ROI (Return on Investment) has always been a challenging analytic to gather.  In traditional marketing, the questions are: How effective is the ad?  Are people paying attention to it?  Are we driving business from it?  Are we successfully building a brand?  Companies have striven to answer these questions by using tracking mechanisms, ie. coupons, or “mention where you saw this ad and get a discount.”  These numbers do not give a true reflection of the success of a marketing campaign.  Marketing companies have been studying the effectiveness, and measurable ways to gauge marketing campaigns.  Gauging the ROI of social media has proved to be an even bigger hurtle.  Because the industry is still in its early adoption phase, the people who invest in it really want to see tangible ROI. As social media professionals, we are having to redefine the meaning of this term and how it applies to business.

The classic line is that social media is about relationships.  This is still true, but how do we measure those relationships?

The primary set of metrics start with  scope of your network. This is a misconception. It is not the size that matters, it is the relevance.  Your audience needs to be relevant to your goals.  You want an audience that will buy, support, and promote your interests. Otherwise you simply have a large audience who isn’t paying attention. It is the Law of Attraction, like attracts like.

Influence is probably the most significant metric.  Influence means that you have a target audience that not only cares about what you have to say, but reaches out to you, and to others on your behalf.  This starts with interactions. This starts with the “like” button and grows into your friends/fans/followers go out of their way to comment on something you posted, write on your wall or re-tweet your post.  Next comes communication, where you forge an inter-personal relationship with your audience.  You are dialoguing with them, which means you have become more than a talking head. You are now a real person.  Lastly comes the viral marketing. Your audience is spreading the word about you, or your message, on your behalf.  They tell their friends about you, they encourage others to support or friend you, they respond independently to a call to action.  Once all these things come together, you have become a profile/page of influence.

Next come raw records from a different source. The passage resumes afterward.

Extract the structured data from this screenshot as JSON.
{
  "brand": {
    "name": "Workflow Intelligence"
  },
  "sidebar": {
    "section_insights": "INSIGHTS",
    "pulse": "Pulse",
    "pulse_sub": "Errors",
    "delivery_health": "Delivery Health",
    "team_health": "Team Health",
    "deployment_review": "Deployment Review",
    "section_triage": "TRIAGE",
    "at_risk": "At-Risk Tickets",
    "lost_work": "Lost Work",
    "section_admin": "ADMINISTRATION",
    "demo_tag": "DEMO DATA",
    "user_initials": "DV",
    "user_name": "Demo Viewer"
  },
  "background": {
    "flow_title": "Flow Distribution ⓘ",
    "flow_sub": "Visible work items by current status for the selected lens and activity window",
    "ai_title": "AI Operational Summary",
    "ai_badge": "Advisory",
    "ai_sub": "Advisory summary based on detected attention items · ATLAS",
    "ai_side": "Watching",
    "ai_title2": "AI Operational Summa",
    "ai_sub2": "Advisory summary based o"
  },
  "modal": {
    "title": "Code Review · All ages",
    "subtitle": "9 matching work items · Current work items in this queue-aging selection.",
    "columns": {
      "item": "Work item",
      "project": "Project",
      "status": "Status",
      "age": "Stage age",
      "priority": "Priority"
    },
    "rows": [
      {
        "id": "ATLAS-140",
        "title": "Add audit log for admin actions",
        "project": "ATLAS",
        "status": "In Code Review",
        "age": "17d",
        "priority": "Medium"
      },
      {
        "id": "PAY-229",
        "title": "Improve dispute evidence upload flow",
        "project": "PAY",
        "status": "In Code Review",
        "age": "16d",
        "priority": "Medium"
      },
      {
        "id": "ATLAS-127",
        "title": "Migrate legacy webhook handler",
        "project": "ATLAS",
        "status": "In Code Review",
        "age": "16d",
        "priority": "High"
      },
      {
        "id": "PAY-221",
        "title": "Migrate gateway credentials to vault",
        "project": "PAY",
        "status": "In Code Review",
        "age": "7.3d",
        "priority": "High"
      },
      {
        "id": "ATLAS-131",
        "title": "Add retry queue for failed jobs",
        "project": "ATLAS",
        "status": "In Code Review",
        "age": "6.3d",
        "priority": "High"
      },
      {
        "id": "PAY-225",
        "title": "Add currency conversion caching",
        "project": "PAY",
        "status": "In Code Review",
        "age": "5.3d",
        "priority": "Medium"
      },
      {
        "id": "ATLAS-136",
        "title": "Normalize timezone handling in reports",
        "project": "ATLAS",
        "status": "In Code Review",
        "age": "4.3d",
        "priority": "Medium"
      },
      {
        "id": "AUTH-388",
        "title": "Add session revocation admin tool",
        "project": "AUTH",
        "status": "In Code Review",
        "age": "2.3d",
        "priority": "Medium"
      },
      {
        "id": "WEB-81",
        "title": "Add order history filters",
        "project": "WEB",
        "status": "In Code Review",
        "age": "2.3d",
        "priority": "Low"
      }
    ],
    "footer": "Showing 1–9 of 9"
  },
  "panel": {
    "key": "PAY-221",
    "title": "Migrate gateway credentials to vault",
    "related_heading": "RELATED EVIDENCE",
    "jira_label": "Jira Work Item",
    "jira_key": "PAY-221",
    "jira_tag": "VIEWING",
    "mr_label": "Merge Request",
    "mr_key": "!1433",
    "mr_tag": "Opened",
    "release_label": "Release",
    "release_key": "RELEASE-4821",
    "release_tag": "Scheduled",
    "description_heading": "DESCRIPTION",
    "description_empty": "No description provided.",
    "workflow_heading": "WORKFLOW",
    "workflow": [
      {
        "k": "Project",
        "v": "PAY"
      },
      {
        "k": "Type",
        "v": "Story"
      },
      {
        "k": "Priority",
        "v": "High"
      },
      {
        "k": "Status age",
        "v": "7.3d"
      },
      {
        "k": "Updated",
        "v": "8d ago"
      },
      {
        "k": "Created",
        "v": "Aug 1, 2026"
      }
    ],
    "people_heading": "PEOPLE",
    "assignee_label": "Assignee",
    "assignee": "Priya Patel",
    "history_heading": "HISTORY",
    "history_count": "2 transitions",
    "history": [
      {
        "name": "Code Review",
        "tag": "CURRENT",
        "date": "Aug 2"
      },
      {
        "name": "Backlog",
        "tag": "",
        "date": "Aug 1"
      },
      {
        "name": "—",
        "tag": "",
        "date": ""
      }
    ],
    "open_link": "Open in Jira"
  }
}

Aliza Sherman just wrote a blog giving some new terms for measuring social media marketing efforts.  She does a great job at breaking down the steps below.

  1. Attraction
  2. Participation
  3. Interactions
  4. Action
  5. Transformation
  6. Transaction

Her definitions for 2-6 are subheadings under Influence, they are the steps to the goal. It could be rewritten like this.

  1. Attraction
  2. Influence
    1. Participation
    2. Interactions
    3. Action
    4. Transformation
    5. Transaction

Ultimately understanding the steps to influence are what will deliver influence.  But the ultimate ROI is in achieving influence.  Do you have it?